ZDH-284106-22Agency-wide Projects: ARP-Organizations (Digital humanities-related)University of Puerto Rico, MayaguezListening to Puerto Rico: The Promise of Oral History On- and Beyond Campus1/1/2022 - 12/31/2023$500,000.00Ricia ChanskyJaquelinaE.AlvarezUniversity of Puerto Rico, MayaguezMayaguezPR00680-6475USA2021Hispanic American StudiesARP-Organizations (Digital humanities-related)Agency-wide Projects5000000499999.960

Reinstatement of lost faculty, student, and consultant positions for the new Oral History Lab that will be located in university library.

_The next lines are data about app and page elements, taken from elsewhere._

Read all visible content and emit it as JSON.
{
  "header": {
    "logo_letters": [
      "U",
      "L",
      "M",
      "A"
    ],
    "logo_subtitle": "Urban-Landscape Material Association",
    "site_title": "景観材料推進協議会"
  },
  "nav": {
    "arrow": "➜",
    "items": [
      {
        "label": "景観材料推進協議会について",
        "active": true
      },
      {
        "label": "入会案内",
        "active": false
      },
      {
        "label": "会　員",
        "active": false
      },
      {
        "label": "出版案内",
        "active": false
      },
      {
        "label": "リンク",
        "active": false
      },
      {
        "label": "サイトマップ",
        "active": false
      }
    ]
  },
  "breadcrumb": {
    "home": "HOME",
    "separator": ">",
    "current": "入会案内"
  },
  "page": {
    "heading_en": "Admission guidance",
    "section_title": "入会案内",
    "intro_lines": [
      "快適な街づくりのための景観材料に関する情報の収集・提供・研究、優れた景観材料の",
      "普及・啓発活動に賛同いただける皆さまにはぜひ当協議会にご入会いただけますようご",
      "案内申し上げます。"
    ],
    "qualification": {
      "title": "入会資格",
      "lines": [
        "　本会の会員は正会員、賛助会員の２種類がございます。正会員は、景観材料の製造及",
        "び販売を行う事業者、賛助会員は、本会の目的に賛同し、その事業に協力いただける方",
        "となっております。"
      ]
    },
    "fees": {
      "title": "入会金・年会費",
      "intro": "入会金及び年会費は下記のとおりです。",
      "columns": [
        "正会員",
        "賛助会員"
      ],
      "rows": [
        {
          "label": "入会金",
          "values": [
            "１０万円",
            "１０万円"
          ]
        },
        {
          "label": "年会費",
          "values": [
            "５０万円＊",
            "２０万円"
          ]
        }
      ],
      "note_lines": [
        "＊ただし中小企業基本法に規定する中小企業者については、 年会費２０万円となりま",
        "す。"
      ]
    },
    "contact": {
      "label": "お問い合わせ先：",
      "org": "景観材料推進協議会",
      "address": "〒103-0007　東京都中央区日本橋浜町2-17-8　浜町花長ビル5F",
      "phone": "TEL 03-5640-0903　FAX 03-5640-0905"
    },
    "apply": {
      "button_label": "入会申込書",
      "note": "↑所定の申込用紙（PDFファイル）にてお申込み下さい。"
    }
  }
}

This project aligns three humanities streams at UPR-Mayagüez—the English department, film program, and library—to create an Oral History Lab (OHL) that will lead projects across our STEM-focused campus while developing community partnerships throughout the archipelago. Puerto Rico is facing multiple disasters—hurricanes, earthquakes, economic depression, COVID-19— that impede the institution’s ability to support on- and off-campus communities. This grant allows us to address budgetary shortfalls caused by the impacts of these disasters, by rehiring faculty, consultants, and student researchers while developing sustainable infrastructure. Building upon previous successful projects, the OHL creates an opportunity to craft a polyphonic people’s history and develop digital archives that benefit the community while situating historical documentation as a resource for researchers from numerous fields, thereby allowing these narratives to inform multiple practical and theoretical projects.